[Records drawn from a dataset]
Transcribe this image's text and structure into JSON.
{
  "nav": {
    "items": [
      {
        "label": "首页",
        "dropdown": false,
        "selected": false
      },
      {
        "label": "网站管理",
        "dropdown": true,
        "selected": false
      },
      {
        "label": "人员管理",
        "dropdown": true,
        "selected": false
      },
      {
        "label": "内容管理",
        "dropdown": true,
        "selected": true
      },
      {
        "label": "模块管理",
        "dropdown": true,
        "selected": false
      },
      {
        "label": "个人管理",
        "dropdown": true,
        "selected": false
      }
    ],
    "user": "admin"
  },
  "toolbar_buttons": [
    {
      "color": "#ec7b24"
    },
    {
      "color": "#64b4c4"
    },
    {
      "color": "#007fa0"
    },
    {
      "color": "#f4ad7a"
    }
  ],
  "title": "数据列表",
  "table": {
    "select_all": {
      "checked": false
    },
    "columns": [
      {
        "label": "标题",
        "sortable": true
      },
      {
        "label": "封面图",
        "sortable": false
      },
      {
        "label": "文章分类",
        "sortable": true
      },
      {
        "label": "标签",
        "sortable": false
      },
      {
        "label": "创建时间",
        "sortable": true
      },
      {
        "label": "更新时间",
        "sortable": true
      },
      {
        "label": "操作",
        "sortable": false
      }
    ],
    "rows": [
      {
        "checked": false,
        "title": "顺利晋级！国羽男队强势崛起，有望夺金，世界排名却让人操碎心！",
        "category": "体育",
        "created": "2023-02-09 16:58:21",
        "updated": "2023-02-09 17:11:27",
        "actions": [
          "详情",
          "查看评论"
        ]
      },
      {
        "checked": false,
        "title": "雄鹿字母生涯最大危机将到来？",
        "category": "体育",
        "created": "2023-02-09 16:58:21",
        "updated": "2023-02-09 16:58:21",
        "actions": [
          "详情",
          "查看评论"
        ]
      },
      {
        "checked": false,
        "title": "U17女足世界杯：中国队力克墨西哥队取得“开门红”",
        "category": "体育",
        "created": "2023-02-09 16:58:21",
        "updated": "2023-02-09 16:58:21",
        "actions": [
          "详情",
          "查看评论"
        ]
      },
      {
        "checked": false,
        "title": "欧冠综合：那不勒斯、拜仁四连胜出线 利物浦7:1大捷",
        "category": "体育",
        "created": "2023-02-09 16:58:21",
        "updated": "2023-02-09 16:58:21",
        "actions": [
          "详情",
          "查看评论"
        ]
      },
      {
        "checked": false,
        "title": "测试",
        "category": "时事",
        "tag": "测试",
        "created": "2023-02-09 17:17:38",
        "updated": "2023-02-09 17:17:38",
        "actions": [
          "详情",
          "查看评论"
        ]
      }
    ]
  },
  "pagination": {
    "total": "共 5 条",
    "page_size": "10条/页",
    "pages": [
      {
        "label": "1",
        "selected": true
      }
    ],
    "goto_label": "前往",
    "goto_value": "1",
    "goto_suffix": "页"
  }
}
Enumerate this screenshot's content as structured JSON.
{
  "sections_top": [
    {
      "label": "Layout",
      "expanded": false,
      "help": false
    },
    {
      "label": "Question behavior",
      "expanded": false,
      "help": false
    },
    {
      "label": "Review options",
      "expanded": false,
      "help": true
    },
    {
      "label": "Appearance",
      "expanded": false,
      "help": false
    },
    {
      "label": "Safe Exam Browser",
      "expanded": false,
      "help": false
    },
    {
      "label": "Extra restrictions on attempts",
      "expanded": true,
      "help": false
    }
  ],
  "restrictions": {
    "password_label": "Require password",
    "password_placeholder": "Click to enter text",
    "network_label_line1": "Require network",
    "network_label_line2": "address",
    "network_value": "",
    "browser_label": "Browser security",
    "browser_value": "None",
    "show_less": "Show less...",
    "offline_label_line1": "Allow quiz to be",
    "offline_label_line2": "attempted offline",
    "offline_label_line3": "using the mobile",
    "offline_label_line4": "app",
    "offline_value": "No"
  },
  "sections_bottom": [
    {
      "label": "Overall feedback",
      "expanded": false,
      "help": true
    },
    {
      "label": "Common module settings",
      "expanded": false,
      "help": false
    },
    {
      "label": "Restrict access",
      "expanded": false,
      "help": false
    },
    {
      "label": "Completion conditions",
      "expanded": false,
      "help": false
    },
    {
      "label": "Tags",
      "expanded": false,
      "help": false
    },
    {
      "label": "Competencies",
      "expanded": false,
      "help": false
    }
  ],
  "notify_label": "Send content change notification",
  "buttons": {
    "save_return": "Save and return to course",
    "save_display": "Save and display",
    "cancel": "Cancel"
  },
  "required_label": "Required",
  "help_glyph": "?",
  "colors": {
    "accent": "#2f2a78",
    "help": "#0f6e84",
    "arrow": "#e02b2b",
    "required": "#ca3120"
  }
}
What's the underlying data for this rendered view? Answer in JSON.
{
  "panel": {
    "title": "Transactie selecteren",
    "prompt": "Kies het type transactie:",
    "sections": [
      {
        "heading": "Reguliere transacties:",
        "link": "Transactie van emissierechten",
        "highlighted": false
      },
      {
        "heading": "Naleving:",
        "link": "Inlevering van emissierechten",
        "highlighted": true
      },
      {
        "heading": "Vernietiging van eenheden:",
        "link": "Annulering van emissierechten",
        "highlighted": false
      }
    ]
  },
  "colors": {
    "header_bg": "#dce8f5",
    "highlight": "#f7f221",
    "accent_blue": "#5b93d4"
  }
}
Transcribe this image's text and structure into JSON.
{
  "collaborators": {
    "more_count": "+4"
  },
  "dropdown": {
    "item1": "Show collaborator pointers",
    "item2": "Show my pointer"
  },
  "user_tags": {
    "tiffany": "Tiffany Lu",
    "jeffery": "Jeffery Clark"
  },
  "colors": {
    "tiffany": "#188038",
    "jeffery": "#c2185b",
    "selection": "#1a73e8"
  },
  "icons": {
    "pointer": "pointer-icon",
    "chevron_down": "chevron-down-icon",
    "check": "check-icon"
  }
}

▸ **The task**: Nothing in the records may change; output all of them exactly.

▸ **Exercise solution**:
Transcribe this image's text and structure into JSON.
{
  "nav": {
    "items": [
      {
        "label": "首页",
        "dropdown": false,
        "selected": false
      },
      {
        "label": "网站管理",
        "dropdown": true,
        "selected": false
      },
      {
        "label": "人员管理",
        "dropdown": true,
        "selected": false
      },
      {
        "label": "内容管理",
        "dropdown": true,
        "selected": true
      },
      {
        "label": "模块管理",
        "dropdown": true,
        "selected": false
      },
      {
        "label": "个人管理",
        "dropdown": true,
        "selected": false
      }
    ],
    "user": "admin"
  },
  "toolbar_buttons": [
    {
      "color": "#ec7b24"
    },
    {
      "color": "#64b4c4"
    },
    {
      "color": "#007fa0"
    },
    {
      "color": "#f4ad7a"
    }
  ],
  "title": "数据列表",
  "table": {
    "select_all": {
      "checked": false
    },
    "columns": [
      {
        "label": "标题",
        "sortable": true
      },
      {
        "label": "封面图",
        "sortable": false
      },
      {
        "label": "文章分类",
        "sortable": true
      },
      {
        "label": "标签",
        "sortable": false
      },
      {
        "label": "创建时间",
        "sortable": true
      },
      {
        "label": "更新时间",
        "sortable": true
      },
      {
        "label": "操作",
        "sortable": false
      }
    ],
    "rows": [
      {
        "checked": false,
        "title": "顺利晋级！国羽男队强势崛起，有望夺金，世界排名却让人操碎心！",
        "category": "体育",
        "created": "2023-02-09 16:58:21",
        "updated": "2023-02-09 17:11:27",
        "actions": [
          "详情",
          "查看评论"
        ]
      },
      {
        "checked": false,
        "title": "雄鹿字母生涯最大危机将到来？",
        "category": "体育",
        "created": "2023-02-09 16:58:21",
        "updated": "2023-02-09 16:58:21",
        "actions": [
          "详情",
          "查看评论"
        ]
      },
      {
        "checked": false,
        "title": "U17女足世界杯：中国队力克墨西哥队取得“开门红”",
        "category": "体育",
        "created": "2023-02-09 16:58:21",
        "updated": "2023-02-09 16:58:21",
        "actions": [
          "详情",
          "查看评论"
        ]
      },
      {
        "checked": false,
        "title": "欧冠综合：那不勒斯、拜仁四连胜出线 利物浦7:1大捷",
        "category": "体育",
        "created": "2023-02-09 16:58:21",
        "updated": "2023-02-09 16:58:21",
        "actions": [
          "详情",
          "查看评论"
        ]
      },
      {
        "checked": false,
        "title": "测试",
        "category": "时事",
        "tag": "测试",
        "created": "2023-02-09 17:17:38",
        "updated": "2023-02-09 17:17:38",
        "actions": [
          "详情",
          "查看评论"
        ]
      }
    ]
  },
  "pagination": {
    "total": "共 5 条",
    "page_size": "10条/页",
    "pages": [
      {
        "label": "1",
        "selected": true
      }
    ],
    "goto_label": "前往",
    "goto_value": "1",
    "goto_suffix": "页"
  }
}
Enumerate this screenshot's content as structured JSON.
{
  "sections_top": [
    {
      "label": "Layout",
      "expanded": false,
      "help": false
    },
    {
      "label": "Question behavior",
      "expanded": false,
      "help": false
    },
    {
      "label": "Review options",
      "expanded": false,
      "help": true
    },
    {
      "label": "Appearance",
      "expanded": false,
      "help": false
    },
    {
      "label": "Safe Exam Browser",
      "expanded": false,
      "help": false
    },
    {
      "label": "Extra restrictions on attempts",
      "expanded": true,
      "help": false
    }
  ],
  "restrictions": {
    "password_label": "Require password",
    "password_placeholder": "Click to enter text",
    "network_label_line1": "Require network",
    "network_label_line2": "address",
    "network_value": "",
    "browser_label": "Browser security",
    "browser_value": "None",
    "show_less": "Show less...",
    "offline_label_line1": "Allow quiz to be",
    "offline_label_line2": "attempted offline",
    "offline_label_line3": "using the mobile",
    "offline_label_line4": "app",
    "offline_value": "No"
  },
  "sections_bottom": [
    {
      "label": "Overall feedback",
      "expanded": false,
      "help": true
    },
    {
      "label": "Common module settings",
      "expanded": false,
      "help": false
    },
    {
      "label": "Restrict access",
      "expanded": false,
      "help": false
    },
    {
      "label": "Completion conditions",
      "expanded": false,
      "help": false
    },
    {
      "label": "Tags",
      "expanded": false,
      "help": false
    },
    {
      "label": "Competencies",
      "expanded": false,
      "help": false
    }
  ],
  "notify_label": "Send content change notification",
  "buttons": {
    "save_return": "Save and return to course",
    "save_display": "Save and display",
    "cancel": "Cancel"
  },
  "required_label": "Required",
  "help_glyph": "?",
  "colors": {
    "accent": "#2f2a78",
    "help": "#0f6e84",
    "arrow": "#e02b2b",
    "required": "#ca3120"
  }
}
What's the underlying data for this rendered view? Answer in JSON.
{
  "panel": {
    "title": "Transactie selecteren",
    "prompt": "Kies het type transactie:",
    "sections": [
      {
        "heading": "Reguliere transacties:",
        "link": "Transactie van emissierechten",
        "highlighted": false
      },
      {
        "heading": "Naleving:",
        "link": "Inlevering van emissierechten",
        "highlighted": true
      },
      {
        "heading": "Vernietiging van eenheden:",
        "link": "Annulering van emissierechten",
        "highlighted": false
      }
    ]
  },
  "colors": {
    "header_bg": "#dce8f5",
    "highlight": "#f7f221",
    "accent_blue": "#5b93d4"
  }
}
Transcribe this image's text and structure into JSON.
{
  "collaborators": {
    "more_count": "+4"
  },
  "dropdown": {
    "item1": "Show collaborator pointers",
    "item2": "Show my pointer"
  },
  "user_tags": {
    "tiffany": "Tiffany Lu",
    "jeffery": "Jeffery Clark"
  },
  "colors": {
    "tiffany": "#188038",
    "jeffery": "#c2185b",
    "selection": "#1a73e8"
  },
  "icons": {
    "pointer": "pointer-icon",
    "chevron_down": "chevron-down-icon",
    "check": "check-icon"
  }
}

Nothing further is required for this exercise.